A Gentle Creature

A Gentle Creature

A Gentle Creature

A woman travels to a remote prison to track down her incarcerated husband in this Cannes Palme d'Or-nominated drama from Sergei Loznitza. Loosely inspired by Dostoyevsky’s short story of the same name.

A woman lives in a small village in Russia. One day she receives the parcel she sent to her husband, serving a sentence in prison. Confused and angered, she sets out to find why her package was returned to sender.

2017Rating: R13, Sexual violence, violence & offensive language143 minsFranceRussian with English subtitles
DramaMysteryWorld Cinema
100%
want to see

Reviews & comments

Zero stars

The message of the film was brilliantly conveyed in the first 5-10 minutes where a Russian woman, who lives in the middle of nowhere, takes the bus to town to pickup a care parcel she had sent to her husband who is in jail and which has been returned with no reason given. The next 2¼ hours is used to repeat the message that modern Russia is an inhuman place...

0
Variety

Variety

press

A captivating, hallucinatory plunge into Russia's atrophied civil society, in which a woman's search for answers is rewarded with humiliation and abuse.

0
The Telegraph

The Telegraph

press

Loznitsa's construction of this world apart - which is, of course, a grotesque allegory for Russia itself - is as immersive as it is unnerving.

5.0
0
The Guardian

The Guardian

press

It certainly provides a convulsive, if not cathartic kind of horror.

4.0
0
Screen Daily

Screen Daily

press

The film never regains its delicate balance between women's drama and parable of nationhood; but it remains a fascinating failure.

0
Little White Lies

Little White Lies

press
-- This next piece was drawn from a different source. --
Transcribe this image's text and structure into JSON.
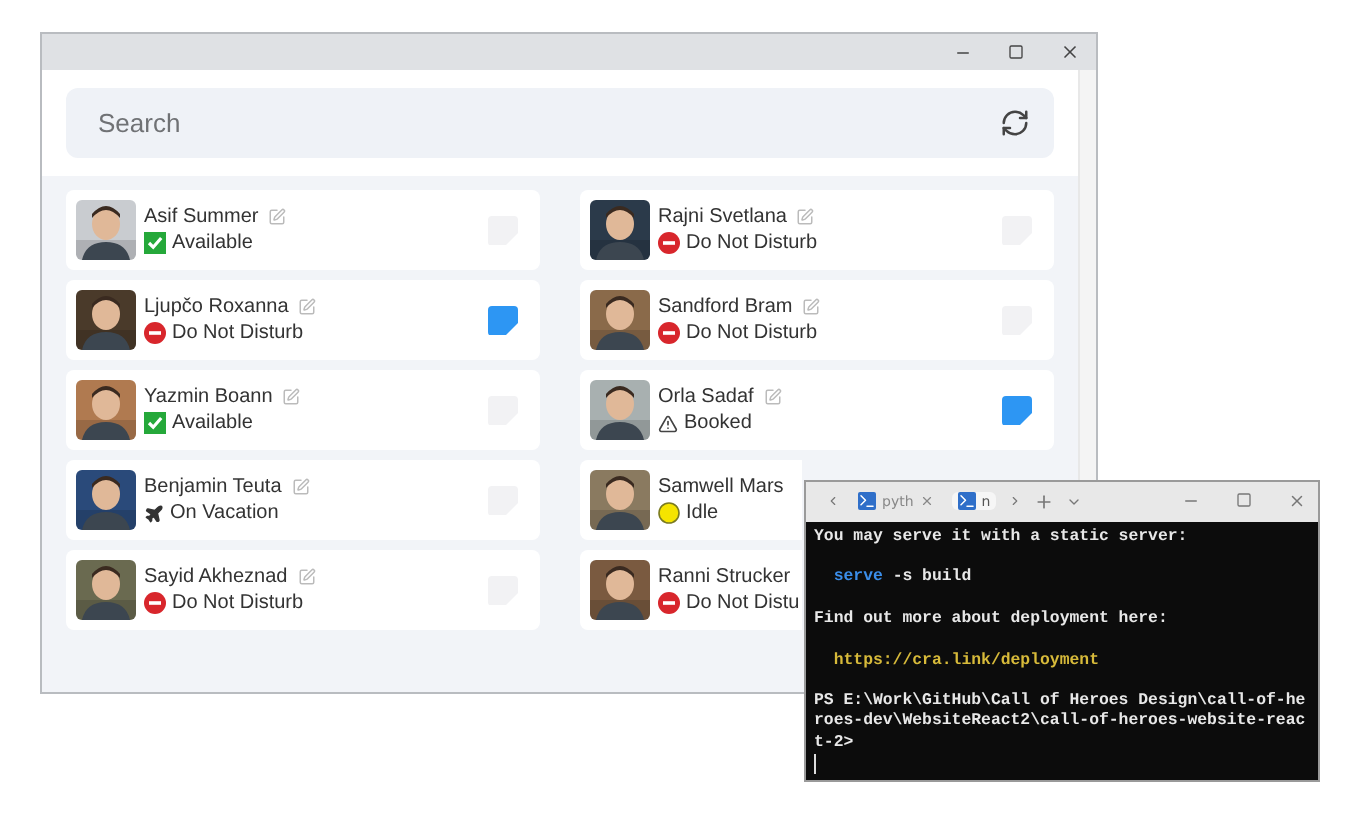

When she realises that her odyssey is pointless and that there are far more pressing concerns in Mother Russia than a missing prisoner, Loznitsa takes a bold stylistic U-turn before unloading a final shotgun cartridge to the face in a silly coda.

0
Hollywood Reporter
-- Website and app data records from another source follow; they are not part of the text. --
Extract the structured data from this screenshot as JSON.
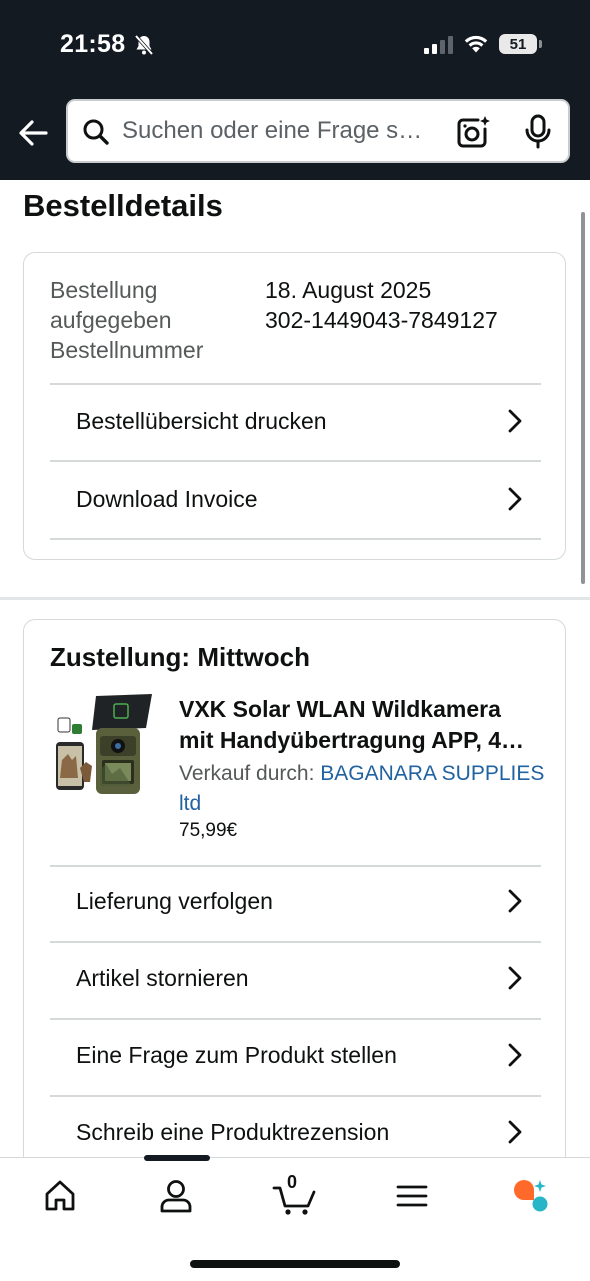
{
  "status_bar": {
    "time": "21:58",
    "battery": "51"
  },
  "search": {
    "placeholder": "Suchen oder eine Frage s…"
  },
  "page": {
    "title": "Bestelldetails"
  },
  "order_info": {
    "labels": [
      "Bestellung",
      "aufgegeben",
      "Bestellnummer"
    ],
    "date": "18. August 2025",
    "order_number": "302-1449043-7849127",
    "actions": [
      "Bestellübersicht drucken",
      "Download Invoice"
    ]
  },
  "delivery": {
    "title": "Zustellung: Mittwoch",
    "product": {
      "title_line1": "VXK Solar WLAN Wildkamera",
      "title_line2": "mit Handyübertragung APP, 4…",
      "seller_prefix": "Verkauf durch:",
      "seller_name_line1": "BAGANARA SUPPLIES",
      "seller_name_line2": "ltd",
      "price": "75,99€"
    },
    "actions": [
      "Lieferung verfolgen",
      "Artikel stornieren",
      "Eine Frage zum Produkt stellen",
      "Schreib eine Produktrezension"
    ]
  },
  "bottom_nav": {
    "cart_count": "0",
    "items": [
      "home-icon",
      "account-icon",
      "cart-icon",
      "menu-icon",
      "rufus-assistant-icon"
    ]
  },
  "colors": {
    "header_bg": "#131a22",
    "link": "#2162a1",
    "secondary_text": "#565959",
    "divider": "#d5d9d9"
  }
}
Hollywood Reporter

press

A Gentle Creature is not what one might call a fun watch. But it's also obviously not just horror for horror's sake.

0
Variety
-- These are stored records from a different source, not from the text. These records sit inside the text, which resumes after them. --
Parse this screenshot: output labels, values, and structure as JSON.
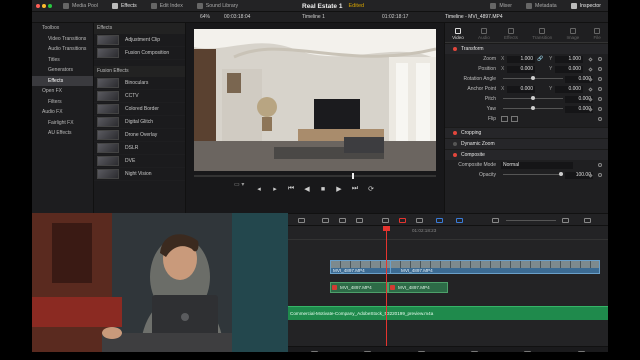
{
  "topbar": {
    "media_pool": "Media Pool",
    "effects": "Effects",
    "edit_index": "Edit Index",
    "sound_library": "Sound Library",
    "project_title": "Real Estate 1",
    "status": "Edited",
    "mixer": "Mixer",
    "metadata": "Metadata",
    "inspector": "Inspector"
  },
  "viewer_bar": {
    "zoom": "64%",
    "source_timecode": "00:03:18:04",
    "timeline_name": "Timeline 1",
    "record_timecode": "01:02:18:17",
    "inspector_title": "Timeline - MVI_4897.MP4"
  },
  "toolbox_tree": [
    {
      "label": "Toolbox",
      "level": 1,
      "selected": false
    },
    {
      "label": "Video Transitions",
      "level": 2,
      "selected": false
    },
    {
      "label": "Audio Transitions",
      "level": 2,
      "selected": false
    },
    {
      "label": "Titles",
      "level": 2,
      "selected": false
    },
    {
      "label": "Generators",
      "level": 2,
      "selected": false
    },
    {
      "label": "Effects",
      "level": 2,
      "selected": true
    },
    {
      "label": "Open FX",
      "level": 1,
      "selected": false
    },
    {
      "label": "Filters",
      "level": 2,
      "selected": false
    },
    {
      "label": "Audio FX",
      "level": 1,
      "selected": false
    },
    {
      "label": "Fairlight FX",
      "level": 2,
      "selected": false
    },
    {
      "label": "AU Effects",
      "level": 2,
      "selected": false
    }
  ],
  "effects_panel": {
    "header": "Effects",
    "items": [
      "Adjustment Clip",
      "Fusion Composition"
    ],
    "fusion_header": "Fusion Effects",
    "fusion_items": [
      "Binoculars",
      "CCTV",
      "Colored Border",
      "Digital Glitch",
      "Drone Overlay",
      "DSLR",
      "DVE",
      "Night Vision"
    ]
  },
  "inspector": {
    "tabs": [
      "Video",
      "Audio",
      "Effects",
      "Transition",
      "Image",
      "File"
    ],
    "active_tab": "Video",
    "transform_header": "Transform",
    "zoom_label": "Zoom",
    "zoom_x": "1.000",
    "zoom_y": "1.000",
    "position_label": "Position",
    "position_x": "0.000",
    "position_y": "0.000",
    "rotation_label": "Rotation Angle",
    "rotation_value": "0.000",
    "anchor_label": "Anchor Point",
    "anchor_x": "0.000",
    "anchor_y": "0.000",
    "pitch_label": "Pitch",
    "pitch_value": "0.000",
    "yaw_label": "Yaw",
    "yaw_value": "0.000",
    "flip_label": "Flip",
    "cropping_header": "Cropping",
    "dynamic_zoom_header": "Dynamic Zoom",
    "composite_header": "Composite",
    "composite_mode_label": "Composite Mode",
    "composite_mode_value": "Normal",
    "opacity_label": "Opacity",
    "opacity_value": "100.00",
    "axis_x": "X",
    "axis_y": "Y"
  },
  "timeline": {
    "ruler_timecode": "01:02:18:23",
    "video_clips": [
      "MVI_4897.MP4",
      "MVI_4897.MP4"
    ],
    "audio_clips": [
      "MVI_4897.MP4",
      "MVI_4897.MP4"
    ],
    "music_clip": "Commercial-Motivate-Company_AdobeStock_53220199_preview.m4a"
  },
  "colors": {
    "accent_red": "#e5342f",
    "video_clip": "#3c6b93",
    "audio_clip": "#2d6b47",
    "music_clip": "#1f8a4c",
    "edited": "#d6a300"
  }
}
Variety

press

A captivating, hallucinatory plunge into Russia's atrophied civil society, in which a woman's search for answers is rewarded with humiliation and abuse.

0
The Telegraph

The Telegraph

press

Loznitsa's construction of this world apart - which is, of course, a grotesque allegory for Russia itself - is as immersive as it is unnerving.

5.0
0
The Guardian

The Guardian

press

It certainly provides a convulsive, if not cathartic kind of horror.

4.0
0
Screen Daily

Screen Daily

press

The film never regains its delicate balance between women's drama and parable of nationhood; but it remains a fascinating failure.

0
Little White Lies

Little White Lies

press

When she realises that her odyssey is pointless and that there are far more pressing concerns in Mother Russia than a missing prisoner, Loznitsa takes a bold stylistic U-turn before unloading a final shotgun cartridge to the face in a silly coda.

0
Hollywood Reporter

Hollywood Reporter

press

A Gentle Creature is not what one might call a fun watch. But it's also obviously not just horror for horror's sake.

0

Zero stars

The message of the film was brilliantly conveyed in the first 5-10 minutes where a Russian woman, who lives in the middle of nowhere, takes the bus to town to pickup a care parcel she had sent to her husband who is in jail and which has been returned with no reason given. The next 2¼ hours is used to repeat the message that modern Russia is an inhuman...

0